Malesic isn’t wrong that one can take a course of study directed toward future gainful employment and still have room for students to “construct a vision of the whole world and their place in it.” But that’s no longer what colleges do. What happened to the required course in Western Civ or Classic Lit, the foundations of a liberal education that bound educated people together so that they understood the concepts and references shared among the degreed folks?
It’s not easy to make space for leisure within universities that look increasingly like corporations. It’s not easy to fit open-ended contemplation into a Monday-Wednesday-Friday schedule. Still, at their best, colleges and universities offer an alternative to the culture that values people solely for their labor.
I went to college and never had trouble finding “space for leisure,” often at the foolish expense of doing the required reading. But then, I was a poor kid from a poor family, and my daddy didn’t have an investment banking firm to set me up in as I pondered Kierkegaard and Nietzsche. If I didn’t come out of college with the ability to make something of myself, I would fall back on a life of very hungry contemplation since I would have nothing to eat.
For academics to bemoan the death of a leisurely education, perhaps they should consider their willingness to work for free, such that their students wouldn’t have to assumed massive debt to enjoy their future of leisure.

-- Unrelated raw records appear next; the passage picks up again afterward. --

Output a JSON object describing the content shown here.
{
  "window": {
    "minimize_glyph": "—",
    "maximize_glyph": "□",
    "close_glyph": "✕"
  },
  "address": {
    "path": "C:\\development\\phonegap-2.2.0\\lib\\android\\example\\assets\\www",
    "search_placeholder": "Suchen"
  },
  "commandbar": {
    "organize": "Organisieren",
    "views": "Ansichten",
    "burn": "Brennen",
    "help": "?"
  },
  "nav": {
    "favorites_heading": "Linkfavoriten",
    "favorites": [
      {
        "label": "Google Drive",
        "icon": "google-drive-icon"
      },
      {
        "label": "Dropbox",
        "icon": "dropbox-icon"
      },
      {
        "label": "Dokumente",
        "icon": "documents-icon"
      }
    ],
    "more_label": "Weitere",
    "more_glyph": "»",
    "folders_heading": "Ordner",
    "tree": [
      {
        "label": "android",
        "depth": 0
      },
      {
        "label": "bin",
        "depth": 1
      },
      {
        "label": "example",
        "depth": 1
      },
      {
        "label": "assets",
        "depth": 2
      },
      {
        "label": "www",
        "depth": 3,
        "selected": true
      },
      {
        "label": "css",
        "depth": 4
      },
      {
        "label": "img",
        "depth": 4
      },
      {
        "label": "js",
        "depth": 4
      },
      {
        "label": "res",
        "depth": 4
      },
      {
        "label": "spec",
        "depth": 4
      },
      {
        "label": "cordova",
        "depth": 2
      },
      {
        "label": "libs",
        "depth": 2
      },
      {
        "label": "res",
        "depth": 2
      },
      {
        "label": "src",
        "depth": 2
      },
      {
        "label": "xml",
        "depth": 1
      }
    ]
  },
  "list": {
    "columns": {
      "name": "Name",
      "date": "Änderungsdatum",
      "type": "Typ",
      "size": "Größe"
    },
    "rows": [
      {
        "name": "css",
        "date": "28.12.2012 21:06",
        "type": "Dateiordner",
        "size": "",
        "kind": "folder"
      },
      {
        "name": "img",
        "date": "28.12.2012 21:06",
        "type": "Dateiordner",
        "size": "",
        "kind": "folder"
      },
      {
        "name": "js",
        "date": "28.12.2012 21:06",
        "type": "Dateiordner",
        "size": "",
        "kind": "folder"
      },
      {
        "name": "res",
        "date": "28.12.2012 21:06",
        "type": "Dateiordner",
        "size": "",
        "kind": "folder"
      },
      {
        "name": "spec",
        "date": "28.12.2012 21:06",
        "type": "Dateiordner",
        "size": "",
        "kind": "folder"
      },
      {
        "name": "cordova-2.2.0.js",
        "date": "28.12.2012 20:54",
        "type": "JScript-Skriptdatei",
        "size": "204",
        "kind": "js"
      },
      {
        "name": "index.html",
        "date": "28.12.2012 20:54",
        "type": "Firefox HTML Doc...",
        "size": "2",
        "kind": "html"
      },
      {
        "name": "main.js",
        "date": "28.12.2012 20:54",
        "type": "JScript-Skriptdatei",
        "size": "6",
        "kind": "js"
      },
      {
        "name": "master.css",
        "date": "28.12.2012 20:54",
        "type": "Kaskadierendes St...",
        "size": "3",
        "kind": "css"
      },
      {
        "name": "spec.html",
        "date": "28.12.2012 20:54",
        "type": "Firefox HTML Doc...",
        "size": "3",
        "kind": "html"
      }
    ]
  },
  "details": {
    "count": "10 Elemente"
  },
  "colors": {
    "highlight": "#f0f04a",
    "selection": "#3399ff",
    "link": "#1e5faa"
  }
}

But even then, they might do well to consider whether they should study renaissance painters in Art History or ponder a banana duct-taped to a wall if they hope to produce well-rounded, well-educated and adequately-leisured students.